▶ [THE TASK]:
Among the entries, find the lines with the string "линий" and copy them.

Stored dataset items
== Segment start ==

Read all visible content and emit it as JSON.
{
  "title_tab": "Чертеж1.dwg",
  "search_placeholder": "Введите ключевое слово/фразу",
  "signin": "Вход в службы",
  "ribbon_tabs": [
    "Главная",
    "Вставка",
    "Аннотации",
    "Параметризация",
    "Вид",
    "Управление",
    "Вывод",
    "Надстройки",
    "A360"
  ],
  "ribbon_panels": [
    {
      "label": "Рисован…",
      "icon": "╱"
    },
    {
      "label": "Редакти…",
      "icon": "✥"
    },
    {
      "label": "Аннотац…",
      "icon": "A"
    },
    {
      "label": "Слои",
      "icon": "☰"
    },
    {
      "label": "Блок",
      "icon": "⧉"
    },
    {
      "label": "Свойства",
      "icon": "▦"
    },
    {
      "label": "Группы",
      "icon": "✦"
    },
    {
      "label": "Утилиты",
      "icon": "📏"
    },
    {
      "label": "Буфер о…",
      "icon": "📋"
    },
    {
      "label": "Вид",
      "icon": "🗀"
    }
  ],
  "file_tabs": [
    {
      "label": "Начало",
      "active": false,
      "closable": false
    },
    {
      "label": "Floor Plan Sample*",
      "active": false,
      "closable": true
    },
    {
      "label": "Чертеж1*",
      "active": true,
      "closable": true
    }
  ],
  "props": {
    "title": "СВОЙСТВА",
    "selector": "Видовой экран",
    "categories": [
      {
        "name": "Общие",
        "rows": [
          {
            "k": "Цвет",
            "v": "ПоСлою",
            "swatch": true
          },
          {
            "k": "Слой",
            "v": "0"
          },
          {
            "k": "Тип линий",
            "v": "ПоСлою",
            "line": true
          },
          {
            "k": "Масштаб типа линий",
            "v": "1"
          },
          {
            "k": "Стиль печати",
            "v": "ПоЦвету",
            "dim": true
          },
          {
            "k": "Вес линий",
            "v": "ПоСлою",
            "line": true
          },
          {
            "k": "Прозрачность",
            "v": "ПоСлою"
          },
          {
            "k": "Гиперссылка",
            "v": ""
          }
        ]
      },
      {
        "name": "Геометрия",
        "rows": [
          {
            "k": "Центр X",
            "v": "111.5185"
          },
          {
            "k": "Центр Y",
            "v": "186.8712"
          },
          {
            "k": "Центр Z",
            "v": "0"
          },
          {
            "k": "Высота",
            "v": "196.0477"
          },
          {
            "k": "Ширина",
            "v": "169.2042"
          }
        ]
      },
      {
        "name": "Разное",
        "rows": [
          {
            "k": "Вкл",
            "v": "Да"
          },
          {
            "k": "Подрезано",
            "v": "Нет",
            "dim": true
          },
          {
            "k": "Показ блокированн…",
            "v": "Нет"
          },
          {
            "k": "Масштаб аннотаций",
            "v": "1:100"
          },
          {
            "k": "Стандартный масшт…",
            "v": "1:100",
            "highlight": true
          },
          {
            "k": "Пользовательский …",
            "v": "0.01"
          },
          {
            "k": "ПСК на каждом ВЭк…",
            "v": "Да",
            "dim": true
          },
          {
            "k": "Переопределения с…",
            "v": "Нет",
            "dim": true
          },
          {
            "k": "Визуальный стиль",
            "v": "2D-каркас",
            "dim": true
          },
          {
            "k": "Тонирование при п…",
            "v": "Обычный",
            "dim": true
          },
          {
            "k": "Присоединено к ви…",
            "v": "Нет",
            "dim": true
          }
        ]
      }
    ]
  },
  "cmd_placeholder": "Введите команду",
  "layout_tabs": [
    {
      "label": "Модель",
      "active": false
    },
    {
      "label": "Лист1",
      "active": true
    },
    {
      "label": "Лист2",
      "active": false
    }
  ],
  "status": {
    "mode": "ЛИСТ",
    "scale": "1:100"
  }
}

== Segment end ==

▶ [RESPONSE TO THE EXERCISE]:
            "k": "Тип линий",
            "k": "Масштаб типа линий",
            "k": "Вес линий",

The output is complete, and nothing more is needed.